This week I jumped into vision and neuroscience through the book The Mind's Eye by Oliver Sacks.

I had heard of Oliver Sacks and his book Musicophilia before but hadn't read his work. This book The Mind's Eye explores specific examples of unusual visual cases including lose of object recognition after stroke, depth perception, and color and facial blindness. Though it's a scientific topic he keeps the text accessible and engaging. The examples are descriptive and narrative, following specific individuals through their experiences.

Of course, given my work in visual art, I get quite curious about how our eyes and brain work together to perceive our world. I've also had students with similar challenges and it was interesting learning how to help them express themselves visually. 

A fascinating chapter to me was that of facial blindness. I've been doing a lot of portraits in recent years and find faces so wonderful! There is just so much said in a portrait I am perfectly content leaving my drawings without backgrounds or even fitting the body in the canvas. The face alone says enough. 

Apparently, people with facial blindness have an underutilized portion of their brain in the lower right hemisphere. They recognize people through characteristics aside from their face; like their accent, how they style their hair, how they walk etc... They can see the different facial features and can remember them, they just can't put all of them together to create the face of a person.

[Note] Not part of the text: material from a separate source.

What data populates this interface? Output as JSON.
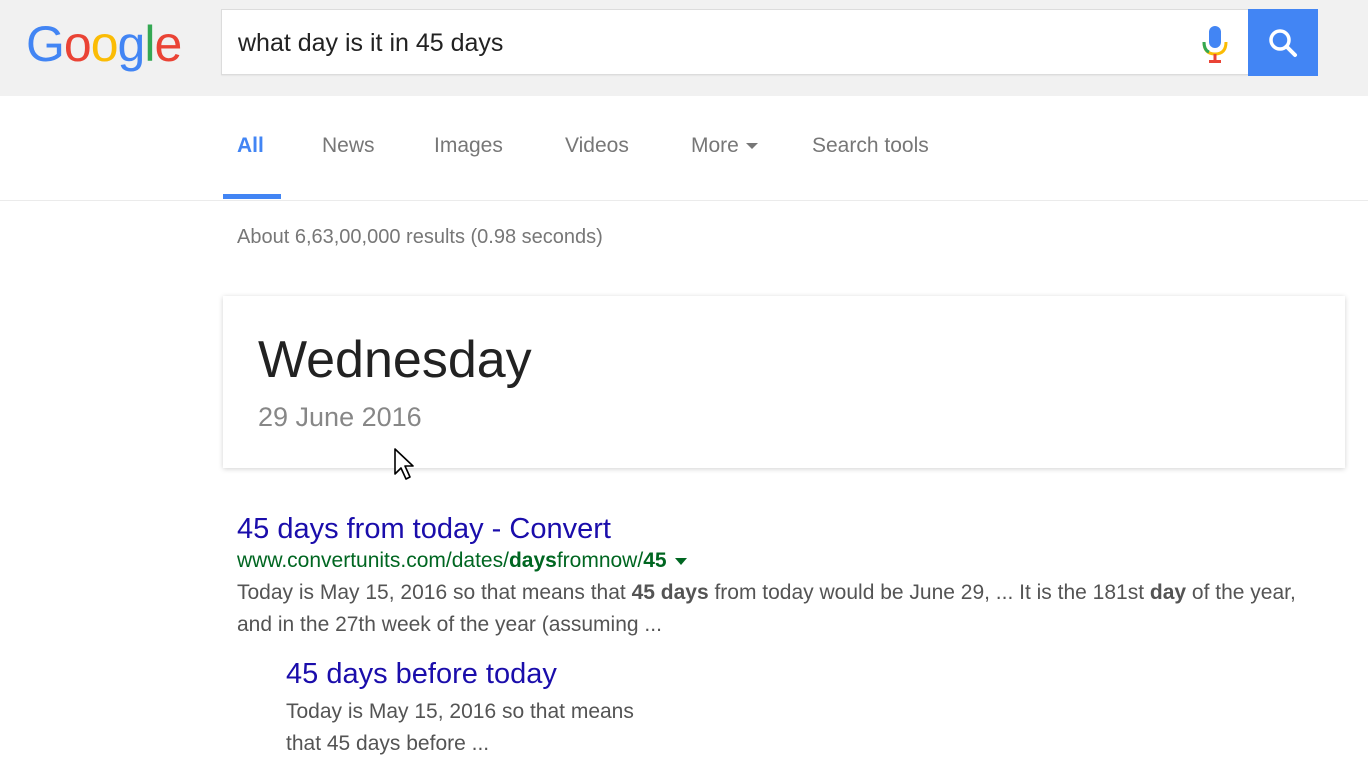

I've mentioned this before but these are more reasons why I love drawing portraits. They are so complex and challenging both to create and to look at. Not many painting subjects activate more than one part of the brain. 

These stories of facial blindness don't surprise me though. I live in a house with dyslexics. My guys have excellent comprehension skills. They have great vocabularies but can't put letters together to spell the words. This feels similar to those with facial blindness they can see the features they just can't put them together in their brain and label that combination to equal ____ person.

This book is non-fiction and scientific but the case studies are written more like short stories. So if the overarching topic is of interest to you then you will probably like the book regardless of which genre of book you tend to read.